The problem with that argument is that it ignores what the Americans are doing. While keeping a rough and ready order, it is in the service of a larger disorder. The Americans will never allow the things that have to be done in Iraq – the negotion between all parties without any conditions; the possibility of universal amnesty; the serious discussion of disarming the militias, which can only come about if one of those militias isn’t favored (at the moment, the U.S. is favoring the Badr Brigades, by the way). In our analogy between American withdrawal and the disbanding of the Iraqi army, we should add this likeness – the American army, officially headed by the Bush administration, is like the Iraqi army still being headed by Saddam Hussein. Discussions about what the Americans do, or their humanitarian function in Iraq, are pointless if the discussion doesn’t include that the American forces are headed by a petty, incompetent and irresponsible tyrant. This is what happens when a volunteer army is used for mercenary purposes. The double aspect of ownership is, here, a fraud – they are “American” forces, insofar as they are paid for by American money, but they are “Bush’s paramilitary”, insofar as the executive, illegally, has so far extended his executive power as to fling them into Iraq, and refused any feedback from Congress as to what they are doing there. The victims of Bush’s vanity war are the Iraqis. They die. The Americans pay. The Bush white house gets redder and redder with Iraqi blood.

Reading the Iraqi blogs brings this home. These are like voices from inside some disaster that we caused. They are still alive, and God willing, will survive the American criminal regime. But, in fact, these people will die if American policy isn’t changed radically, and soon.

2 comments:

Renegade Eye said...

Really interesting blog. I found it at Chabert.

I enjoy reading the Iraqi bloggers. What is frightening and thrilling, is they usually make sense from their regional, parochial view.

I think the Lancet article has accurate enough numbers. I wonder about the causes of death.

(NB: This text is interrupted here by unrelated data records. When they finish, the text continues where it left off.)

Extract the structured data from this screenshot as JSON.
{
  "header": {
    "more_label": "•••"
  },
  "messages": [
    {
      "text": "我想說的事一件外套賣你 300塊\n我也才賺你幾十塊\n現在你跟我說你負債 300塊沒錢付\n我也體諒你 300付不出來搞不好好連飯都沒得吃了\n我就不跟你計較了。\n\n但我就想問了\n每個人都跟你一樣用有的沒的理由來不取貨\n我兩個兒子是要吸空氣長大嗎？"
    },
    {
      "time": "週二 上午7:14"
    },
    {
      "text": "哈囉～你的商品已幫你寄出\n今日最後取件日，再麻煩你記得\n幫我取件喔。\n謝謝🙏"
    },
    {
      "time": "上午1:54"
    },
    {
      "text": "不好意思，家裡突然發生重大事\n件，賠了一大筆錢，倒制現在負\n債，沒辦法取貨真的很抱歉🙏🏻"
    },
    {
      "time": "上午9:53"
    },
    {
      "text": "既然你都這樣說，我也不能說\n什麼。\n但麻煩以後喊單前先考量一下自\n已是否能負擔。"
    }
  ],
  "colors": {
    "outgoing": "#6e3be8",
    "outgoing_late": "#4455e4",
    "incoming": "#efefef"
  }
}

Both Islamists and imperialists, have more in common than not.

roger said...

Thanks, RE.

Well, the occupiers and the Islamicists were allies for almost forty years, in the double cause of fighting Nasserism and communism.

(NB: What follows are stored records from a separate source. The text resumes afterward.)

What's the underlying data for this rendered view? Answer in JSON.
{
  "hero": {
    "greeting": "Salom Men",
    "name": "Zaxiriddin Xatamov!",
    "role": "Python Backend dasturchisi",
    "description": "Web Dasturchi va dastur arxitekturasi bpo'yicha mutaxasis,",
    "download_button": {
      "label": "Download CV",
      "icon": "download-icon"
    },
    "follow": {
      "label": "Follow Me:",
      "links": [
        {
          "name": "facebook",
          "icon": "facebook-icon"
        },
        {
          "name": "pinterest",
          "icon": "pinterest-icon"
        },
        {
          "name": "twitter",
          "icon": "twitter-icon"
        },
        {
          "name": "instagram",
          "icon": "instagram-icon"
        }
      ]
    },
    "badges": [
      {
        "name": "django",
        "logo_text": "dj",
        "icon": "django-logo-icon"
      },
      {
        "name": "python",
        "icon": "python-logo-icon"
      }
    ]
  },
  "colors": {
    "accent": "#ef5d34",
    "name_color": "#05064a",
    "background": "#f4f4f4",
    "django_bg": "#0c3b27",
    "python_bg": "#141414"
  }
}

But in a way, concentrating too much on that old history is a diversion. What is interesting is that enemies can become allies as their interests coverge. This is a good thing. Eternal war between absolutes is a bad thing. I don't think Iraq will become like Liberia if the Americans leave. But it is definitely a risk. Most of those bloggers don't want the Americans to leave. After all, the post-American prospect looks like rule by the biggest thug.

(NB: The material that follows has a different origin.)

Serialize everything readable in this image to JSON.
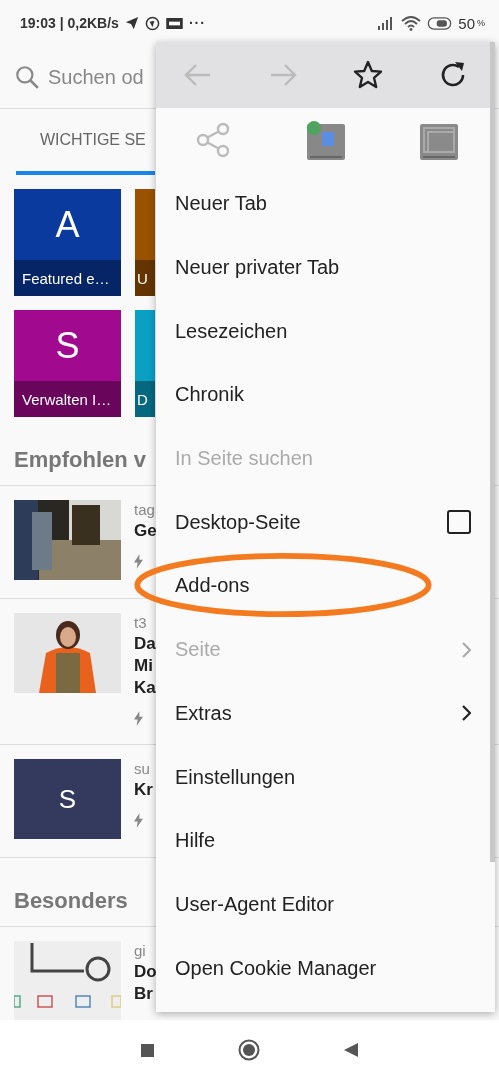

However, I actually think that there are enough educated Iraqis, and enough civil society structures that have been built up over time, that the thugz won't rule.

And I don't think the enmity between the U.S. and Iran, that shapes much of America' M.E. policy, is necessary or healthy.

But the American withdrawal stance is one that has been with me from the beginning, and I should consider whether circumstances have so altered that even the occupiers are better than the alternative. I could change my mind, at least. But at the moment, I don't see any reason to -- and all my fears about the occupation from the start, in 2003, have been realized.